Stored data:
========

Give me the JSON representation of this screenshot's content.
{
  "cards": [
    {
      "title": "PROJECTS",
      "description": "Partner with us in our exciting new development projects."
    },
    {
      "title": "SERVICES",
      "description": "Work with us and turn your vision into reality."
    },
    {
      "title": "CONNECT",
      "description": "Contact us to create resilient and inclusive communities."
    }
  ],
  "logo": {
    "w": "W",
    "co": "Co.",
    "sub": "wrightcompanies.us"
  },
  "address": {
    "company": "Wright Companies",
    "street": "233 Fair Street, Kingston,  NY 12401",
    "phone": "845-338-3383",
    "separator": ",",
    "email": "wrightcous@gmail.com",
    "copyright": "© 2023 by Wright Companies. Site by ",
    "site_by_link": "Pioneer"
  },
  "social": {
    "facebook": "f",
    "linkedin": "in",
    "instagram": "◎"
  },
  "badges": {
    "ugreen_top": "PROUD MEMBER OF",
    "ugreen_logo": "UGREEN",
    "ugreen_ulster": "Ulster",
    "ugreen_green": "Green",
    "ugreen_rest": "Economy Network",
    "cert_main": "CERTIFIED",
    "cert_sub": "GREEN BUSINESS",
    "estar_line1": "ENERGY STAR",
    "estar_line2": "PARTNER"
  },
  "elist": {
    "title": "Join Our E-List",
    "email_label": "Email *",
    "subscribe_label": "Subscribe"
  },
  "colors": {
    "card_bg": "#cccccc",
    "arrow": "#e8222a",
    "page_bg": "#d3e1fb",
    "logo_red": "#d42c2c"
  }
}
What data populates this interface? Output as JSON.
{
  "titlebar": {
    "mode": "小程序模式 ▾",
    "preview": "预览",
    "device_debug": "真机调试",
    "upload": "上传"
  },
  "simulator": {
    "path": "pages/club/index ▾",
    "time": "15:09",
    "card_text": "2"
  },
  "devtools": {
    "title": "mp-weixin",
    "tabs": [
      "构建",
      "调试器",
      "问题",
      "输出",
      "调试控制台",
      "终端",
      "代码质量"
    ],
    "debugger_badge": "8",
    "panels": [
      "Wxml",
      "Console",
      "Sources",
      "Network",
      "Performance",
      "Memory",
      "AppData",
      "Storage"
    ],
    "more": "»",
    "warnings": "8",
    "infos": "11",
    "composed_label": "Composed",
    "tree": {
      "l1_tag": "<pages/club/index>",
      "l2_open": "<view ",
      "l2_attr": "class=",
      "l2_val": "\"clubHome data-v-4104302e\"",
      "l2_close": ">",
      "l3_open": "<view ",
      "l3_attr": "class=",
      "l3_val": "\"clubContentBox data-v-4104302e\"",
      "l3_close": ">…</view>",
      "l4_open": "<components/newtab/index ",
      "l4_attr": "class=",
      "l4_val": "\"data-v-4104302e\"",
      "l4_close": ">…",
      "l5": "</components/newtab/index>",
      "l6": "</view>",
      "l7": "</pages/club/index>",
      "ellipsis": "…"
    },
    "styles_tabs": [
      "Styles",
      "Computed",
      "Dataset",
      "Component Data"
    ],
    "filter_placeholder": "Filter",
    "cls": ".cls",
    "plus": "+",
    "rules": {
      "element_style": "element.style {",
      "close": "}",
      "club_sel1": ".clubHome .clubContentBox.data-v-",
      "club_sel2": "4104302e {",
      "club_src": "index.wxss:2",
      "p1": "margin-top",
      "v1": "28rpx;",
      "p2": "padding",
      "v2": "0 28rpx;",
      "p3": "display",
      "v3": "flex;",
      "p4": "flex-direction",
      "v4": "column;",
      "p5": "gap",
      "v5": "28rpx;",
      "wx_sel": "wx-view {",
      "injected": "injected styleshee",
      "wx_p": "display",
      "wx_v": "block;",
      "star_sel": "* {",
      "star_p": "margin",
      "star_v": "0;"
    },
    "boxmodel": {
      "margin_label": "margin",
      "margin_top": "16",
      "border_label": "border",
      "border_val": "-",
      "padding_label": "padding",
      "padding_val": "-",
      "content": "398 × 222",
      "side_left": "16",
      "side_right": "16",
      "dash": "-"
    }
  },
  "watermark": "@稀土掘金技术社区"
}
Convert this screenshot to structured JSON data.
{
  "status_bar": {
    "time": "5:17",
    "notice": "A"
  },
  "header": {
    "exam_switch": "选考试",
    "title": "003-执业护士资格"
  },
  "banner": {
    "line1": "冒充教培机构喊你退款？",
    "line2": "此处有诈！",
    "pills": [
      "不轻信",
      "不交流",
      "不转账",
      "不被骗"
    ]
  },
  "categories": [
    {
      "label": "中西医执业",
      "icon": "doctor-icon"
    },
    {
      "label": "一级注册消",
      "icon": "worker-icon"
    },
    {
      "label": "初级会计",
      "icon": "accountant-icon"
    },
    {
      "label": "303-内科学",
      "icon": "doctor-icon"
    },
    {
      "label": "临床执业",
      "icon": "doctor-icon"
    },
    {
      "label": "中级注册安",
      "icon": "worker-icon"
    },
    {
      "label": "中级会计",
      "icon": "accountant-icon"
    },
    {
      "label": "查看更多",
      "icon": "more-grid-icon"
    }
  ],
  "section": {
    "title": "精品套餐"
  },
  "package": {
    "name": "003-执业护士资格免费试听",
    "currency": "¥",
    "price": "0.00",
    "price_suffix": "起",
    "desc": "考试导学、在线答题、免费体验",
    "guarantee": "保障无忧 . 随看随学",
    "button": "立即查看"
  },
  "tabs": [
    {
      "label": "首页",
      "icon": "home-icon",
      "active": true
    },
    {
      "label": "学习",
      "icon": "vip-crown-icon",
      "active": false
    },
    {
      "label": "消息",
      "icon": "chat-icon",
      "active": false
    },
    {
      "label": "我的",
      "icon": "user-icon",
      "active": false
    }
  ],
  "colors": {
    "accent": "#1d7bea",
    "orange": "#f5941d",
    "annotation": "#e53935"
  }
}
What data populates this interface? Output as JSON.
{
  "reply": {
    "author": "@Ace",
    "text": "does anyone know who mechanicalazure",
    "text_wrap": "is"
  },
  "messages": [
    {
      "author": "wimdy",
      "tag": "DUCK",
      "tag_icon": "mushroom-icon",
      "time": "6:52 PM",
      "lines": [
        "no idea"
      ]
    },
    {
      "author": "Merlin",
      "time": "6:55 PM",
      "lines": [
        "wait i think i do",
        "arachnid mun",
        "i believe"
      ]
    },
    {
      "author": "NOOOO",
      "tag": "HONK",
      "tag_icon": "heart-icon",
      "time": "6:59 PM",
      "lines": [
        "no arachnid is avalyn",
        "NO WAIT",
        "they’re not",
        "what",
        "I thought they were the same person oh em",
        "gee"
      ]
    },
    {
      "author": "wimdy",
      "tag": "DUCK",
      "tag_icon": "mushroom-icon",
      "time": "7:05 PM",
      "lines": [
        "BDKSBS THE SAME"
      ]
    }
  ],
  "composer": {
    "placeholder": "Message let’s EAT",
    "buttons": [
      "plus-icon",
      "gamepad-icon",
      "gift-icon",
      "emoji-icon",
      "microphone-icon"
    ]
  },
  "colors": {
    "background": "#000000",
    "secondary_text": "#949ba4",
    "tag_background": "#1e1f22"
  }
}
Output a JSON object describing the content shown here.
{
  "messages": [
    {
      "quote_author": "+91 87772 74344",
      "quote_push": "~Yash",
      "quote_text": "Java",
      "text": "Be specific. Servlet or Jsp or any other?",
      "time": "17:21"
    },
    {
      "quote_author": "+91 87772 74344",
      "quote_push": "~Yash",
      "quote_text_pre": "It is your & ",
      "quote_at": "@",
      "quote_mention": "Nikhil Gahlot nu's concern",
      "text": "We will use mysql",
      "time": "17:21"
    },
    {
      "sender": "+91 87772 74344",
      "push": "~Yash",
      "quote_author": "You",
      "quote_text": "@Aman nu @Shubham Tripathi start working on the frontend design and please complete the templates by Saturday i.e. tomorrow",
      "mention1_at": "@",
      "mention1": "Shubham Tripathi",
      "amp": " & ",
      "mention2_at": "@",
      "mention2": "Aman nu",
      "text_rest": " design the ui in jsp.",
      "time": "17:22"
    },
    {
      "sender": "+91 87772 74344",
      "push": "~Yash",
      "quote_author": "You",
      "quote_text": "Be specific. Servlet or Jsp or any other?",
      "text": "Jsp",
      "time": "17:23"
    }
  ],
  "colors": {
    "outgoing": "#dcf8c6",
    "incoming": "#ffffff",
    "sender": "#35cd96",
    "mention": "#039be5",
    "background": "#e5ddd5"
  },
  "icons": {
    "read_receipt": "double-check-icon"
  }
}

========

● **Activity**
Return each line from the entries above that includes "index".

● **Output of the exercise**
    "path": "pages/club/index ▾",
      "l1_tag": "<pages/club/index>",
      "l4_open": "<components/newtab/index ",
      "l5": "</components/newtab/index>",
      "l7": "</pages/club/index>",
      "club_src": "index.wxss:2",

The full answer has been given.